In recent years, New Zealand’s film industry has flourished in leaps and bounds, to the point where its domestic releases are produced to blockbuster-like levels of quality. Although working with a bigger budget has its benefits, it cannot overcome a film’s flaws, as is the case with this Kiwi comedy.
Aspiring author John (Dean O’Gorman) is still coming to terms with his break-up, longing to win back ex-fiancé Susie (Antonia Prebble). After learning that Susie will be attending an upcoming wedding in Wellington, John sets off from his mate’s flat in Auckland with the hope of reconciling their relationship. That hope is dealt a blow when John’s beat-up Holden Kingswood overheats in spectacular fashion, leaving him to carpool his way south.
The only person to offer John a lift is a young man named Luke (James Rolleston, Boy) who is fleeing a group of deviants in a stolen Mini Cooper. Inevitably, the duo have a run-in with the local police, but thanks to the sharp driving skills of Luke, he and John are able to evade the ensuing pursuit. Soon after their close call, John and Luke make an impromptu stop at a fast food drive-thru, there gaining another passenger – animal rights activist Keira (Ashleigh Cummings).
Believe it or not, Pork Pie is a remake of another Kiwi comedy released in the early Eighties. Geoff Murphy’s Goodbye Pork Pie was one of the first NZ films to achieve mainstream success, and though much of the material hasn’t aged well, it maintains a healthy following in its native land. What’s more peculiar is that the remake is written and directed by Geoff Murphy’s son, Matt. The younger Murphy has placed a number of homages to the original in his film, including the Mini’s registration plate, and the chase scene through Wellington’s train station.

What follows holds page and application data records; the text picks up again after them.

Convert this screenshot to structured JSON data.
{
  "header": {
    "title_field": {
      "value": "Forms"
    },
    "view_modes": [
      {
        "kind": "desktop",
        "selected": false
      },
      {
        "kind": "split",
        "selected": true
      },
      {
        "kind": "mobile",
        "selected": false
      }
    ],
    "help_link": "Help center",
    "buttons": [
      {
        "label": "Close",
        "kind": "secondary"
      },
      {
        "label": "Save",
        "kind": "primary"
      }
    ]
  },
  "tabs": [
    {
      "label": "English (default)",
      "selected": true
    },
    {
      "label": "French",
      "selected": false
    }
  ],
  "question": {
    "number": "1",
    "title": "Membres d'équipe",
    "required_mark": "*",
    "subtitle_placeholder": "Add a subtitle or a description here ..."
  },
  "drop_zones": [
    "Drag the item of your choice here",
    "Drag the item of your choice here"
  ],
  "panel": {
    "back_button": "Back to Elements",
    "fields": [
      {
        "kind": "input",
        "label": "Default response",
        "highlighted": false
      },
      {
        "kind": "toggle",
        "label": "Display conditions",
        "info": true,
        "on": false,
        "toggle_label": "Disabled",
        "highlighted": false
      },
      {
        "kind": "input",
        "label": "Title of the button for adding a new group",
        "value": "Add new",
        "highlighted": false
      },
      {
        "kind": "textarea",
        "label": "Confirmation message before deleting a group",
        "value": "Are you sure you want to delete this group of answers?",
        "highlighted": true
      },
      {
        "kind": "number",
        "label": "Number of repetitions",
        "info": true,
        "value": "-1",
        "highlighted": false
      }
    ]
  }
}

Thankfully, Pork Pie can be enjoyed without having viewed its source material, in part due to its many positive attributes. O’Gorman, Rolleston and Cummings are all entertaining, with the three having very good chemistry – some would say it’s too good; the Dave Dobbyn-esque soundtrack is an aural delight, complementing the stunning shots of rural New Zealand; and the slapstick humour, while not as funny as it could be, does provide the necessary laughs when it most needs to.
Another peculiarity of this movie is its similarity to last year’s Kiwi smash-hit, Hunt for the Wilderpeople. Both films have a young Maori protagonist eluding the authorities with an older Anglo sidekick, becoming national heroes as they do so. Whether these parallels are intentional or not, this unfortunately means that Pork Pie has less of an impact than its contemporary, which is funnier and more original. And that’s a shame, because Pork Pie is quite a charming picture.
There is one other niggle that needs to be addressed. For a movie which proudly puts an apricot-coloured Mini front and centre of its promotional material, there is a distinct lack of it in the film itself. Chase scenes with the Mini are sporadically placed between long, sombre scenes featuring the main characters, and the chase scenes that are there would benefit from some better editing to make them more thrilling.
Something of a missed opportunity, Pork Pie has its merits but could be far more enjoyable. Though it boasts a likeable cast and some humorous moments, its lack of spectacle prevents it from being a must-see blockbuster experience.